The Consolidated Appropriations Act, 2022 extends flexible telehealth regulations adopted during the federal health emergency.
Before the COVID-19 pandemic, Medicare covered telehealth services only in underserved rural areas and only when delivered in approved medical facilities, not in a patient’s home. Public health programs and most private insurers required enrollees who sought mental health care remotely to have an in-person visit within six months.
The spending measure allows Medicare to continue reimbursing medical providers for expanded telehealth services for 151 days beyond the emergency, which is expected to end in July. In addition, employers can offer telehealth coverage to employees in high deductible plans until the end of the year. The omnibus bill was signed into law on March 15.
Extending telehealth flexibility for such a limited time is puzzling, says John C. Goodman, president of the Goodman Institute and co-publisher of Health Care News.
“Why would Congress extend our right to talk to our doctor by phone and video for only five months?” said Goodman. “Why is Congress even involved at all? Surely these are decisions patients and doctors can make on their own, without asking permission from Big Brother.”
More Telehealth, Less Spending
The temporary extension could be related to the belief telehealth would require additional funds for Medicare, says Charlie Katebi, a health policy analyst at Americans for Prosperity (AFP).
“But there is a lot of research already that shows this would not be increasing spending,” said Katebi. “You’re not adding new people to the rolls, you are simply allowing people to access services remotely.”
Within weeks of the emergency declaration, federal agencies suspended regulations on over 240 telehealth services. The number of telehealth patients rose 7,400 percent to 10.1 million in the first six months of 2020, according to a report by AFP and the Progressive Policy Institute. The report also looked at the rate of private-sector health care utilization: over time, telehealth consumers tended to use less health care, not more.

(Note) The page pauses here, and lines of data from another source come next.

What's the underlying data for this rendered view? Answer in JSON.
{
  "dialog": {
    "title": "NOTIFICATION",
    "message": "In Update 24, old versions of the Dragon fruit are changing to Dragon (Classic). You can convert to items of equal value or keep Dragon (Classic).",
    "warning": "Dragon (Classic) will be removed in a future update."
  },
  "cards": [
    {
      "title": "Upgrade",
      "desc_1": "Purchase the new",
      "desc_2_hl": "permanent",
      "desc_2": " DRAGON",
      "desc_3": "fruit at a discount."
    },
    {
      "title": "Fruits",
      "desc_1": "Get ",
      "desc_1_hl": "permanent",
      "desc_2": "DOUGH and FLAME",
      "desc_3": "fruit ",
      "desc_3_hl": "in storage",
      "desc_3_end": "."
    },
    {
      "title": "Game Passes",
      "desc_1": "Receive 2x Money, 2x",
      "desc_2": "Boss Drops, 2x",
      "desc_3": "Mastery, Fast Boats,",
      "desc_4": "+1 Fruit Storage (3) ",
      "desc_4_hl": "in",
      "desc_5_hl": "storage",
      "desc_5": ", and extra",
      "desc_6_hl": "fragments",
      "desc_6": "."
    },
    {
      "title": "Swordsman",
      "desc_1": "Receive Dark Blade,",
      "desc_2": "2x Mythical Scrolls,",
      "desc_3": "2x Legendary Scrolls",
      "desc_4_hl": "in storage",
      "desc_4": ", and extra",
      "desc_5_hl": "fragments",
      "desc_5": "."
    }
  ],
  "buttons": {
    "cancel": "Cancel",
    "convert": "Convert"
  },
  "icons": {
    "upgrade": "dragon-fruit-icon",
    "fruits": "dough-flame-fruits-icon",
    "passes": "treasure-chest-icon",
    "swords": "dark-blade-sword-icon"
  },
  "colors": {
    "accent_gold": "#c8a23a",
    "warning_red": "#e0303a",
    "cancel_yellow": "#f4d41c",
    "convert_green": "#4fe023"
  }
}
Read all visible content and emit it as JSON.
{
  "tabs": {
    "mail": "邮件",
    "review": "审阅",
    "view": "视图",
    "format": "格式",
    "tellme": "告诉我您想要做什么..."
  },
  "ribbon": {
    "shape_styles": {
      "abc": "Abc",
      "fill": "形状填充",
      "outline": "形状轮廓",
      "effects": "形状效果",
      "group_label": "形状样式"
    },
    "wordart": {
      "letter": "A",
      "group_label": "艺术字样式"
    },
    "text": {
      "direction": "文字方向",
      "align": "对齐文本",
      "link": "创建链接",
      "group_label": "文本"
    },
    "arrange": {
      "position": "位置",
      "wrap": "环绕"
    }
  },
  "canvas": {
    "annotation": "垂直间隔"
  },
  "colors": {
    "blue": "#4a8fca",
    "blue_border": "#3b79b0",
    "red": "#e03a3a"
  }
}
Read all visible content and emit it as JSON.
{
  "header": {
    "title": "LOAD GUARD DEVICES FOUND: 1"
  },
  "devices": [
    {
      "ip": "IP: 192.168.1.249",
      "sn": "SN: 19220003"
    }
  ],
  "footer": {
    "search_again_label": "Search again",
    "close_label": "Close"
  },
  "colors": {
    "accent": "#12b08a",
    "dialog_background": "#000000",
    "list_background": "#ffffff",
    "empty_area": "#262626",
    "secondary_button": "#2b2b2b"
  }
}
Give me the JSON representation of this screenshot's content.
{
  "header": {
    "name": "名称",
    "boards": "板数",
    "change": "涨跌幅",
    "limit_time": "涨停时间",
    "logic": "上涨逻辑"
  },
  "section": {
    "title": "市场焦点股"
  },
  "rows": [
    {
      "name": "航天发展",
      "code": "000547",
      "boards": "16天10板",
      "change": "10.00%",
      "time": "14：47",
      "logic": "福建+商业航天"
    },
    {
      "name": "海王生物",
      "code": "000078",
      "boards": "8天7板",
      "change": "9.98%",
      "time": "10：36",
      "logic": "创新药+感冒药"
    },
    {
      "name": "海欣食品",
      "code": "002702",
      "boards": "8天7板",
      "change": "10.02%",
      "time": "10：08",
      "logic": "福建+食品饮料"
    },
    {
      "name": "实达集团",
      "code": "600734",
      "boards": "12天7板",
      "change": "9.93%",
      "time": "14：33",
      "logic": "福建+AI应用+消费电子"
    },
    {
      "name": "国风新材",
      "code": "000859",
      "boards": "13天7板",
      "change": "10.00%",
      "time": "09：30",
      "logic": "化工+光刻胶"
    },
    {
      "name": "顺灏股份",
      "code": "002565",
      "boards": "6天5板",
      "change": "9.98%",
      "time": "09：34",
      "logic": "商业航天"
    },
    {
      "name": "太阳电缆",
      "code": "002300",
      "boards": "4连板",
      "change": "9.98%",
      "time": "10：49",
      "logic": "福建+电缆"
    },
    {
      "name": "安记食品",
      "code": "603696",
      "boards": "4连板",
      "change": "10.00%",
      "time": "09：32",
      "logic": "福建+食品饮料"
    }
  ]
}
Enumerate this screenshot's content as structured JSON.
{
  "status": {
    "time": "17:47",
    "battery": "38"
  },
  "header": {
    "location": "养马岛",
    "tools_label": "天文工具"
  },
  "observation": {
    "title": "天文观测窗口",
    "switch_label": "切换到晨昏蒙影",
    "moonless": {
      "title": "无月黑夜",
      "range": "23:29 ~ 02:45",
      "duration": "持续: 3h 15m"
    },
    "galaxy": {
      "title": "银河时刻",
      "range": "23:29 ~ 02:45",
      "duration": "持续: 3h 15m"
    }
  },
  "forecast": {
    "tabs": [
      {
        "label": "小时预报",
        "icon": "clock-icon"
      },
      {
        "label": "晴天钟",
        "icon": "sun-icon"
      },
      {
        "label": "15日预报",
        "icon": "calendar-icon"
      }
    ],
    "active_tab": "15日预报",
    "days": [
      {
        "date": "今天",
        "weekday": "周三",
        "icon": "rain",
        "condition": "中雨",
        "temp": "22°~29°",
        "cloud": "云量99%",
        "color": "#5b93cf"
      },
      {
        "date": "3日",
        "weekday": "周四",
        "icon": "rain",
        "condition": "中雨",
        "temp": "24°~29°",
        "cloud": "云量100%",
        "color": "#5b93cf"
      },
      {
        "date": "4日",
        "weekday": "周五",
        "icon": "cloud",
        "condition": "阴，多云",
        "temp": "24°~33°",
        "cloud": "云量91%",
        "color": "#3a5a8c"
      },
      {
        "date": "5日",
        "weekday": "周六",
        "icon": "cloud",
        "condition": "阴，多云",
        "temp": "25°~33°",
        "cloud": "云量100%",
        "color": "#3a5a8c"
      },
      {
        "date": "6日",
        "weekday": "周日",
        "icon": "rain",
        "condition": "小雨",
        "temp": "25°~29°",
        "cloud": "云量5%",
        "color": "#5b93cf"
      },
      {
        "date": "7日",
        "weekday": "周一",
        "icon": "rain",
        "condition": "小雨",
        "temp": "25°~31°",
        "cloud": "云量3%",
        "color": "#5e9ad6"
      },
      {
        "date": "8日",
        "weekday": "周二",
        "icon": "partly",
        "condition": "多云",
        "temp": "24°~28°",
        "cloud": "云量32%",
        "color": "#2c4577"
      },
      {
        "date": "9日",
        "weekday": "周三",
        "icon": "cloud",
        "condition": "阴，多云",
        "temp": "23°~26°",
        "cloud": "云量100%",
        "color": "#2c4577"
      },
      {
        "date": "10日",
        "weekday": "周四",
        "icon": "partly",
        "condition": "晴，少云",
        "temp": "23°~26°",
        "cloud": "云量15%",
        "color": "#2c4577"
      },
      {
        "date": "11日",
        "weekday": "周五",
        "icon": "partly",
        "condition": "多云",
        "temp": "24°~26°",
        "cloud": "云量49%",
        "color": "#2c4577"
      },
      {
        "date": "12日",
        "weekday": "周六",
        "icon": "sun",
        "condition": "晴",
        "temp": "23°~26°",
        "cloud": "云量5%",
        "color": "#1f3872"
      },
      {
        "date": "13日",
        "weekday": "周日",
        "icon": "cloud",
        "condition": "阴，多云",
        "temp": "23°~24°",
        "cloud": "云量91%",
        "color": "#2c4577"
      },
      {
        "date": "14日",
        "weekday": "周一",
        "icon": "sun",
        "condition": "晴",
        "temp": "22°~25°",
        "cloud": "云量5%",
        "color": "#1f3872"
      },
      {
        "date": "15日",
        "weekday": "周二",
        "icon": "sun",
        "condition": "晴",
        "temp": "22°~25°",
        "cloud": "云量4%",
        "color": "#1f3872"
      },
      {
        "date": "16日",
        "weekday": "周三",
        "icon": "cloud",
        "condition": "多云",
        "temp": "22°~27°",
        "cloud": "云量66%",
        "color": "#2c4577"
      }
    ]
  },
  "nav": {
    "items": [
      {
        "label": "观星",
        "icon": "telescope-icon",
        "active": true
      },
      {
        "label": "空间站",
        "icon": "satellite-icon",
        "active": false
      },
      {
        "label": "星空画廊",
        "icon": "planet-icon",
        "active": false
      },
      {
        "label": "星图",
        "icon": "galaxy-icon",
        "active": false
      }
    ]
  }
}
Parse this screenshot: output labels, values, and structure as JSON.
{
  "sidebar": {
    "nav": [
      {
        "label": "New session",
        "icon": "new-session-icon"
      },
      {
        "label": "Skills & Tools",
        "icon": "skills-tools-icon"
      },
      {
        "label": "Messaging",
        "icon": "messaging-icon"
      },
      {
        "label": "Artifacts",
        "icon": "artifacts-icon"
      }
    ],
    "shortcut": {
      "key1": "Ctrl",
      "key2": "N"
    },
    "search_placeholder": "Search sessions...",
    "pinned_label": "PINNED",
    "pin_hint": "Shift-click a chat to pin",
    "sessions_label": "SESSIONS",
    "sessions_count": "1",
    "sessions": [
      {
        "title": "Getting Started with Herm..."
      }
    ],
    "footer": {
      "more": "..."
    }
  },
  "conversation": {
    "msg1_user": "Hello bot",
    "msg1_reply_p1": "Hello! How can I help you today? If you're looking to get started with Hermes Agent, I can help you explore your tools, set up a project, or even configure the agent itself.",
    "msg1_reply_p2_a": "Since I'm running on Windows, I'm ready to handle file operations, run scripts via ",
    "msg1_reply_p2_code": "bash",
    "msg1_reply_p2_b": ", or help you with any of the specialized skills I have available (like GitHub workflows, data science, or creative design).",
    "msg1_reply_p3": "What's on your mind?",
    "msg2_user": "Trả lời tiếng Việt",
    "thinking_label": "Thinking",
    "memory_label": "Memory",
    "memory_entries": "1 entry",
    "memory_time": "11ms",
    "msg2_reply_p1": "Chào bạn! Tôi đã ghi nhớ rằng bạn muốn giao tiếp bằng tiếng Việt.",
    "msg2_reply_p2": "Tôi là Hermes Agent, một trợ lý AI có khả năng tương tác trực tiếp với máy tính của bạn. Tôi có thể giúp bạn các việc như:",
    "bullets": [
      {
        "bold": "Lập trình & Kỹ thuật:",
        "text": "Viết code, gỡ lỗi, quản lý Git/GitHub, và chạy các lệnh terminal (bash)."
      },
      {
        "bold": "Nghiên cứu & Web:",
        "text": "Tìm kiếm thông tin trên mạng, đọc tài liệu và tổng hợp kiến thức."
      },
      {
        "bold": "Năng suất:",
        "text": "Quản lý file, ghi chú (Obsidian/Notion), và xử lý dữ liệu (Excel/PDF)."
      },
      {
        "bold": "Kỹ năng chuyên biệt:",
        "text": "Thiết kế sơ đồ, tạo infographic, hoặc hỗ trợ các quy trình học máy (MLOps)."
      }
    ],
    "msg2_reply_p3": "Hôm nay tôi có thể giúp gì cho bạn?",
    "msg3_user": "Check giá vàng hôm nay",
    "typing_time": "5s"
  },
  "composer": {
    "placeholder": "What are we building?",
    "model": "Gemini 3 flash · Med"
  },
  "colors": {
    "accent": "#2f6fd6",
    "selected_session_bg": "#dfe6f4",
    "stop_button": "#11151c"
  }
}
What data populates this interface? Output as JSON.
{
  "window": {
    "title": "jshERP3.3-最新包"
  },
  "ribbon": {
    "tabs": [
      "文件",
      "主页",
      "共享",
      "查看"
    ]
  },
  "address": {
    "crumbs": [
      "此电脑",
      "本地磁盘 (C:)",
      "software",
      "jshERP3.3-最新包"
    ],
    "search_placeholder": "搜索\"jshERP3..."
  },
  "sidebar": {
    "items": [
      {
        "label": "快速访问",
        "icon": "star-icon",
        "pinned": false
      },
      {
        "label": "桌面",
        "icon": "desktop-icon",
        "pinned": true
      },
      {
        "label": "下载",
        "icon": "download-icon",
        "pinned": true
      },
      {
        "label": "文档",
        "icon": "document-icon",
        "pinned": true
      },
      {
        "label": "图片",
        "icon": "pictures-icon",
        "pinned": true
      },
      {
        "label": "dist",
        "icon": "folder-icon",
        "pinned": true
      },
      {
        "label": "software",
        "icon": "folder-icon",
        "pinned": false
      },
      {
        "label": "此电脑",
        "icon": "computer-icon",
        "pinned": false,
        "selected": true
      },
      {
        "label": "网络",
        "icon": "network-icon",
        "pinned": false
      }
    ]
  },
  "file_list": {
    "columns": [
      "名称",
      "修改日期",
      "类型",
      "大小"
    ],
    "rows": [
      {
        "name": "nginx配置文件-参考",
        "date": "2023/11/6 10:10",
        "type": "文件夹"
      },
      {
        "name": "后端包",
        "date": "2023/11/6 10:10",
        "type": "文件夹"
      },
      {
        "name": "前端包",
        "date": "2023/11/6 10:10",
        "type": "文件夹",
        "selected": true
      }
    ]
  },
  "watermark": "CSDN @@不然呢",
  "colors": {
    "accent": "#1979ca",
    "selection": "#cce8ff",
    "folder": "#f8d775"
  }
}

Telehealth use soared from March to April 2020, then stabilized two months later, according to a study by McKinsey & Company.
Extends Physicians’ Reach
Congress would have to pass separate legislation to remove telehealth restraints permanently, says Katebi.
“As the months go forward, we are going to see even more research on how telehealth saved money and reduced the need for expensive procedures,” said Katebi. “I think that research is going to be helpful as lawmakers think through why these reforms are so important.”
One obstacle could be resistance from providers who believe virtual visits could reduce the opportunity for selling more medical services; however, that thinking is changing, says Katebi.
“The reason why is because telehealth can be a revenue generator, said Katebi. “[Providers] can see and treat a lot more patients quickly, than have to wait for them to come in. With telehealth, you’re quickly in and out.”
AnneMarie Schieber (email@example.com) is the managing editor of Health Care News.
Charlie Katebi and Arielle Kane, “Telehealth Saves Money and Lives: Lessons From the COVID-19 Pandemic,” Americans for Prosperity, Progressive Policy Institute, December 2021: https://americansforprosperity.org/telehealth-expansion-improves-outcomes-and-lowers-costs-finds-new-bipartisan-report-from-ppi-and-afp/